MISSISSIPPI STATE – 4-H robotics projects spark interest in science and technology in youth in some of the state’s most rural communities.
Mariah Smith, an assistant professor with the Mississippi State University Extension Service, is coordinating the program for Mississippi 4-H. In addition to attending local meetings, the club members can take part in online chats to learn new skills and take on new challenges.
MISSISSIPPI STATE -- Research, teaching and diagnostic efforts focused on parasites, such as worms, fleas and ticks, are important for all of the clients served by Mississippi State University’s College of Veterinary Medicine.
Dr. Andrea Varela-Stokes is an assistant professor in basic sciences, teaching veterinary parasitology and helminthology and researching tick-borne diseases. She said there are many applications for parasitology in research and service.
MISSISSIPPI STATE – Imagine an insect that can eat nearly anything, control microbes, live off of water alone in the adult stage, and be a good source of protein for animal feed. The black soldier fly is real, not science fiction, and it has researchers at Mississippi State University abuzz with excitement.

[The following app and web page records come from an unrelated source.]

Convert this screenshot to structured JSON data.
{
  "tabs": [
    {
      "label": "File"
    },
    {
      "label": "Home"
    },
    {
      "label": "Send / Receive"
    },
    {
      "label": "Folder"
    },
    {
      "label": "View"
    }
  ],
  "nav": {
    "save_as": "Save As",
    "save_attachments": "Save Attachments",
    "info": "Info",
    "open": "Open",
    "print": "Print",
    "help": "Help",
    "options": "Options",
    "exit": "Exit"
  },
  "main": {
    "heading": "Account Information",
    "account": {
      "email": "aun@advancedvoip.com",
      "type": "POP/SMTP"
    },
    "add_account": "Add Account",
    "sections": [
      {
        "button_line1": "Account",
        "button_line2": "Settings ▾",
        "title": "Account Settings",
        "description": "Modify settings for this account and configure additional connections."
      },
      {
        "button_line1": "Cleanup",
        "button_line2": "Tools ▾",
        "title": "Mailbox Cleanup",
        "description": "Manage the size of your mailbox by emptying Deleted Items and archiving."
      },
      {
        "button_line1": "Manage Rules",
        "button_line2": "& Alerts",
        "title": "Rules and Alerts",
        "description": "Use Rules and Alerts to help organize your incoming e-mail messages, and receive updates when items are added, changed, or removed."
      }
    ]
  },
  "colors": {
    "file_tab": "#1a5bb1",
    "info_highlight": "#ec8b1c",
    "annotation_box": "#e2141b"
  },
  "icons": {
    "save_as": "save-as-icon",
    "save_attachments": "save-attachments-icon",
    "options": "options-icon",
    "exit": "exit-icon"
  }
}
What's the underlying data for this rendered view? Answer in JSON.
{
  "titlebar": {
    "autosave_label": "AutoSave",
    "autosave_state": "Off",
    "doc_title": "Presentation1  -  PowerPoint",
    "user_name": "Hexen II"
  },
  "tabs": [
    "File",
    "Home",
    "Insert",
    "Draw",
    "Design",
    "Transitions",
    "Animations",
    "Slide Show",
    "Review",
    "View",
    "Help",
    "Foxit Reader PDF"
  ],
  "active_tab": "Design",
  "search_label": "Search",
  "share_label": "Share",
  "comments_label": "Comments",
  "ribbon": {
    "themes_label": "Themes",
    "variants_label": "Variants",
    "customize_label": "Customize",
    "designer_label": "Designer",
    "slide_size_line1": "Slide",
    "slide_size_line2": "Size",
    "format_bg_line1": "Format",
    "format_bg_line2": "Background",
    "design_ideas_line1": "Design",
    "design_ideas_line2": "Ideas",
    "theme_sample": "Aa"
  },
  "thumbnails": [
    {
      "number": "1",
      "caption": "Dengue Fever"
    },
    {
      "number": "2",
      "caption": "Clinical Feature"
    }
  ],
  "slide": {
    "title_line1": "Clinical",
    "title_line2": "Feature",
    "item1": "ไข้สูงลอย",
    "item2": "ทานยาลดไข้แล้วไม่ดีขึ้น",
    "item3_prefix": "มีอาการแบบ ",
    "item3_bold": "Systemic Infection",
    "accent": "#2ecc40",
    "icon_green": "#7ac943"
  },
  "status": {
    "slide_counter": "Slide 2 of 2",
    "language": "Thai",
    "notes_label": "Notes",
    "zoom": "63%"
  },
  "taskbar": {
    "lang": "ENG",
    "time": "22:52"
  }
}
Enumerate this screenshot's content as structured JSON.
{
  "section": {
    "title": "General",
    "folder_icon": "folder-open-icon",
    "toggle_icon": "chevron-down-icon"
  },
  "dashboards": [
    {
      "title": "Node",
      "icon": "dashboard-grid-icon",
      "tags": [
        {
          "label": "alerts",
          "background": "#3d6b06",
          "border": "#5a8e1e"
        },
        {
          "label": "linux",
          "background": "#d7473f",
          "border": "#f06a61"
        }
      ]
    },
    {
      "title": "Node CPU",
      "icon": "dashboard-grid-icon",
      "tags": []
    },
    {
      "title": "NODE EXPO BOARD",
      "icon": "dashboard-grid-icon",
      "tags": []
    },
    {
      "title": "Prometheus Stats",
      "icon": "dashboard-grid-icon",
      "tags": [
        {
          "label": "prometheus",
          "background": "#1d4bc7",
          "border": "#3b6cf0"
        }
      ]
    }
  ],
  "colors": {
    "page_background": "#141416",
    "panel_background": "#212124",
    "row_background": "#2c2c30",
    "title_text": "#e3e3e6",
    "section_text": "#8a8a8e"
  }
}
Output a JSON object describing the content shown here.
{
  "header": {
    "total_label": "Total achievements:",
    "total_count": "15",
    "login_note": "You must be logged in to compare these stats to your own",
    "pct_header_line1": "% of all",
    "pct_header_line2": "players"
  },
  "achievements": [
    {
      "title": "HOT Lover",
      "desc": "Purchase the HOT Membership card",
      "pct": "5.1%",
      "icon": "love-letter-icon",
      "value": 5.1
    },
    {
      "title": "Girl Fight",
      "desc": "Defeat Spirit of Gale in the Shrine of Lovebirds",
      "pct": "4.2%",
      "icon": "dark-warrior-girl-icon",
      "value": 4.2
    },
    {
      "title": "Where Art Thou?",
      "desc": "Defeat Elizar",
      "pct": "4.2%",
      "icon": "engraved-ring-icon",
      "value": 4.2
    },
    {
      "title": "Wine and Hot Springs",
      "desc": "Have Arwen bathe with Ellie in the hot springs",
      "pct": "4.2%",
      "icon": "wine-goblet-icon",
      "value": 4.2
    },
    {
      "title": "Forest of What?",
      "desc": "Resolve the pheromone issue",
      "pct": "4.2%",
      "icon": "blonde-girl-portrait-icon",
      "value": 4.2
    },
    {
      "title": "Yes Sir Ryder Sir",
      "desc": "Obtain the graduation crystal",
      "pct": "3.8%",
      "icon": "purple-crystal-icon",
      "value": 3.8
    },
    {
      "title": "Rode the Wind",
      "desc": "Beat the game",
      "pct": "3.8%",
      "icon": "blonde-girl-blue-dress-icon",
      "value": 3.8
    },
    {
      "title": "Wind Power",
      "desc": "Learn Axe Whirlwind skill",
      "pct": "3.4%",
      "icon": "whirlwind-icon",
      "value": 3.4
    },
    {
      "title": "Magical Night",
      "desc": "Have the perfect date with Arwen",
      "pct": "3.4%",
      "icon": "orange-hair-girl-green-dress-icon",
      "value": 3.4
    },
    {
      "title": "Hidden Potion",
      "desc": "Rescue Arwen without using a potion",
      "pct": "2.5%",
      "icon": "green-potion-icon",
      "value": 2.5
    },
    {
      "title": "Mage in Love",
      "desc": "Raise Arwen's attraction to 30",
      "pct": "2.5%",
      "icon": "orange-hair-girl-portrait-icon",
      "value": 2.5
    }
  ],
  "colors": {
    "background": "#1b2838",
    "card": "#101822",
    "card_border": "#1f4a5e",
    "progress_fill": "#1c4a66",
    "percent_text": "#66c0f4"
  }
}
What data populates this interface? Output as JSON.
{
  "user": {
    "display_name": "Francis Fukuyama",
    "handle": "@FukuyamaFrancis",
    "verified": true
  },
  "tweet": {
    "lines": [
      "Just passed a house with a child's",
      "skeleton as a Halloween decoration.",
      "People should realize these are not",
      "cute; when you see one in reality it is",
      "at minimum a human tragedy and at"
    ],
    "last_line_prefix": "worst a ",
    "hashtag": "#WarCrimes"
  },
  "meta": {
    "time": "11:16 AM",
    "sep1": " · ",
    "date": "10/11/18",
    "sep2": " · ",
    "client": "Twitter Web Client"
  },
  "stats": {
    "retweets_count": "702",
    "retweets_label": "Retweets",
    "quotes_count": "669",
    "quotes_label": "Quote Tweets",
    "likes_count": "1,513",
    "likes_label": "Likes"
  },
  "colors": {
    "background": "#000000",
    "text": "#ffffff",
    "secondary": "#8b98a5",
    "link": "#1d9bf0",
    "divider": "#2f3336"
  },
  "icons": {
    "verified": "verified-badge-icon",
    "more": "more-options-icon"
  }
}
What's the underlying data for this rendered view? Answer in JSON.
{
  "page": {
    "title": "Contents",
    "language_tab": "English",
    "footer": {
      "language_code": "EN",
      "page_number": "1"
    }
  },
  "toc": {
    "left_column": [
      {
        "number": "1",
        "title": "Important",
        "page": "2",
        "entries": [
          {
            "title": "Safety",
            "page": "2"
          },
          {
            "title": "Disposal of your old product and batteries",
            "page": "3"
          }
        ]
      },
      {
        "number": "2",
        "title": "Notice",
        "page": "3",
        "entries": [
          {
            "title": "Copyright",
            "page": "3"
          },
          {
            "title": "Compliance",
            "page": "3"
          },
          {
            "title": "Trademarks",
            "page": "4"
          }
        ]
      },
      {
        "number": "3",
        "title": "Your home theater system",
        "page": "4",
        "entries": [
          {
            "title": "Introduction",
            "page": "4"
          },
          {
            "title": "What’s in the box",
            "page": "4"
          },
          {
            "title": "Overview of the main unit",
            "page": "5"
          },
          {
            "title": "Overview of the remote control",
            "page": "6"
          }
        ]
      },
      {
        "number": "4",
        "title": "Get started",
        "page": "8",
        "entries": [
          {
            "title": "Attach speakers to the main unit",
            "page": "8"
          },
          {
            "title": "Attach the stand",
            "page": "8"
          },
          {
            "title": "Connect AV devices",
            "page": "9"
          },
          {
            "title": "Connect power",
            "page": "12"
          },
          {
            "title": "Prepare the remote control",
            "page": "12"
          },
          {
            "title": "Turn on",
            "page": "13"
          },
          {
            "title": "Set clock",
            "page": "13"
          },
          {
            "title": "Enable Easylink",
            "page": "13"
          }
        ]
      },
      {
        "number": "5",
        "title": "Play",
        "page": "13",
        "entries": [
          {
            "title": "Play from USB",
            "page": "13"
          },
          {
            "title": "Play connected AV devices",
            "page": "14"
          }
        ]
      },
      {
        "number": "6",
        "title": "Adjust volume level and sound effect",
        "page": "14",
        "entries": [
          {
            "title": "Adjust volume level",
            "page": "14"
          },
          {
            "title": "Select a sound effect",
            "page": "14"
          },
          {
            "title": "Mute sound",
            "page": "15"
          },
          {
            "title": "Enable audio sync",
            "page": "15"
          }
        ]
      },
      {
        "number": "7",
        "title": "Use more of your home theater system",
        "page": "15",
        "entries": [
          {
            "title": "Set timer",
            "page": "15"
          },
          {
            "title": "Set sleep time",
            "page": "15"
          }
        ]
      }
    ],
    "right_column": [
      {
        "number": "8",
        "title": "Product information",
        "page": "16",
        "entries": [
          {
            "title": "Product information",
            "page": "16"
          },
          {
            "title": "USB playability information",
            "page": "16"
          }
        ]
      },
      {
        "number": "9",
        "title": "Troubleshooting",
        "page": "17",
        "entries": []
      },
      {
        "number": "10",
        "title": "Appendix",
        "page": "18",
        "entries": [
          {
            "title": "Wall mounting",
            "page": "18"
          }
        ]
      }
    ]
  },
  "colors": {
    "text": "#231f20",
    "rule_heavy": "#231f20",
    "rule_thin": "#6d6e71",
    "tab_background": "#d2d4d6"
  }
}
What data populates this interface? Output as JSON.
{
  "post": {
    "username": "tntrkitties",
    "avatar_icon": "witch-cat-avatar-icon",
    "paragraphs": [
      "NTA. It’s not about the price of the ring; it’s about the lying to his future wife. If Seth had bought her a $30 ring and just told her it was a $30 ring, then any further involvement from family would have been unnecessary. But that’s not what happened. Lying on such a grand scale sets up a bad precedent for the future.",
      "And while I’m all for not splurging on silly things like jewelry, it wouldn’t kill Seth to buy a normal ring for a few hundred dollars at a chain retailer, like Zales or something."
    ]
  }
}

MISSISSIPPI STATE – Untrained eyes see Mississippi State University’s extensive North and South Farm as typical farmland, but to researchers, these acres are their laboratories.
MSU has more than 2,200 acres of crop and pasture land adjacent to the Starkville campus. While commonly referred to as North and South Farms, these parcels of land are actually the R.R. Foil Research Center and the Leveck Animal Research Center, respectively.
MISSISSIPPI STATE – Young women interested in wildlife, fisheries and natural science careers can apply for the second annual discovery day to be held at Mississippi State University.
The Conservation Careers Discovery Day will begin at 4 p.m. March 30 and conclude at 6 p.m. March 31. Participants will learn outdoor skills such as GPS orienteering, canoeing, and plant and wildlife identification. This year, a camp-out and campfire chat with experienced professionals and scientists have been added.
MISSISSIPPI STATE – Mississippi high school juniors considering medical careers in their home state have the opportunity to take part in an intense summer program at Mississippi State University.
The five-week Rural Medical Scholars summer program at MSU aims to identify the state’s future primary care doctors and help them become members of the medical school class of 2021.